__Task input__

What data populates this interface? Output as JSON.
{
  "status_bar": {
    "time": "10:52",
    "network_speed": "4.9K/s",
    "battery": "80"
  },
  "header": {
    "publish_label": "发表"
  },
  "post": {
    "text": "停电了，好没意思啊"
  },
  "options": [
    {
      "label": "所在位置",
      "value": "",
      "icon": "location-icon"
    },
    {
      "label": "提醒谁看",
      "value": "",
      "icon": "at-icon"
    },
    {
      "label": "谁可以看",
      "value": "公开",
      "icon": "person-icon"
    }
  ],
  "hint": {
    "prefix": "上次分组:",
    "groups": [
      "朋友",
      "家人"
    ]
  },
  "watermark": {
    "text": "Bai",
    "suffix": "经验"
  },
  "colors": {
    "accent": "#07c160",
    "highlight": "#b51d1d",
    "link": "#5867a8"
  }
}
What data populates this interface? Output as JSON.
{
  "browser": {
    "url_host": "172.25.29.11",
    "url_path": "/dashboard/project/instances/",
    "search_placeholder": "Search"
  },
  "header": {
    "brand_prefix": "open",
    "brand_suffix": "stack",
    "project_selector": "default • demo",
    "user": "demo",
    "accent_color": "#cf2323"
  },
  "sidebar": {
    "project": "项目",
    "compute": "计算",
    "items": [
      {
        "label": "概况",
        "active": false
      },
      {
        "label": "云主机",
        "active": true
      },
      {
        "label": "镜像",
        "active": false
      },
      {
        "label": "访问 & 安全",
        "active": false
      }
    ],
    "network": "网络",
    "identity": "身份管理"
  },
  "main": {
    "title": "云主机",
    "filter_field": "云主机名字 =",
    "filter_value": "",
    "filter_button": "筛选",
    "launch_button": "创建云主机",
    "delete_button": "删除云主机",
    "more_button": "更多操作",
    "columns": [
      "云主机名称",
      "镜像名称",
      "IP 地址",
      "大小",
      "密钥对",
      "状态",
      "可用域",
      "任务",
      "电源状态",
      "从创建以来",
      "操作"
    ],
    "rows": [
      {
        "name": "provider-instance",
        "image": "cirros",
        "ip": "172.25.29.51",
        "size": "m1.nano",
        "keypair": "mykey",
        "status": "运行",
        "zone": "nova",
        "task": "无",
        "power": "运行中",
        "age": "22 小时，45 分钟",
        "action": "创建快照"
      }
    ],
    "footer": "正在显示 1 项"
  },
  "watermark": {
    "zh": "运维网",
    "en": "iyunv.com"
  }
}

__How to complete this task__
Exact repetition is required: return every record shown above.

__Response box__
What data populates this interface? Output as JSON.
{
  "status_bar": {
    "time": "10:52",
    "network_speed": "4.9K/s",
    "battery": "80"
  },
  "header": {
    "publish_label": "发表"
  },
  "post": {
    "text": "停电了，好没意思啊"
  },
  "options": [
    {
      "label": "所在位置",
      "value": "",
      "icon": "location-icon"
    },
    {
      "label": "提醒谁看",
      "value": "",
      "icon": "at-icon"
    },
    {
      "label": "谁可以看",
      "value": "公开",
      "icon": "person-icon"
    }
  ],
  "hint": {
    "prefix": "上次分组:",
    "groups": [
      "朋友",
      "家人"
    ]
  },
  "watermark": {
    "text": "Bai",
    "suffix": "经验"
  },
  "colors": {
    "accent": "#07c160",
    "highlight": "#b51d1d",
    "link": "#5867a8"
  }
}
What data populates this interface? Output as JSON.
{
  "browser": {
    "url_host": "172.25.29.11",
    "url_path": "/dashboard/project/instances/",
    "search_placeholder": "Search"
  },
  "header": {
    "brand_prefix": "open",
    "brand_suffix": "stack",
    "project_selector": "default • demo",
    "user": "demo",
    "accent_color": "#cf2323"
  },
  "sidebar": {
    "project": "项目",
    "compute": "计算",
    "items": [
      {
        "label": "概况",
        "active": false
      },
      {
        "label": "云主机",
        "active": true
      },
      {
        "label": "镜像",
        "active": false
      },
      {
        "label": "访问 & 安全",
        "active": false
      }
    ],
    "network": "网络",
    "identity": "身份管理"
  },
  "main": {
    "title": "云主机",
    "filter_field": "云主机名字 =",
    "filter_value": "",
    "filter_button": "筛选",
    "launch_button": "创建云主机",
    "delete_button": "删除云主机",
    "more_button": "更多操作",
    "columns": [
      "云主机名称",
      "镜像名称",
      "IP 地址",
      "大小",
      "密钥对",
      "状态",
      "可用域",
      "任务",
      "电源状态",
      "从创建以来",
      "操作"
    ],
    "rows": [
      {
        "name": "provider-instance",
        "image": "cirros",
        "ip": "172.25.29.51",
        "size": "m1.nano",
        "keypair": "mykey",
        "status": "运行",
        "zone": "nova",
        "task": "无",
        "power": "运行中",
        "age": "22 小时，45 分钟",
        "action": "创建快照"
      }
    ],
    "footer": "正在显示 1 项"
  },
  "watermark": {
    "zh": "运维网",
    "en": "iyunv.com"
  }
}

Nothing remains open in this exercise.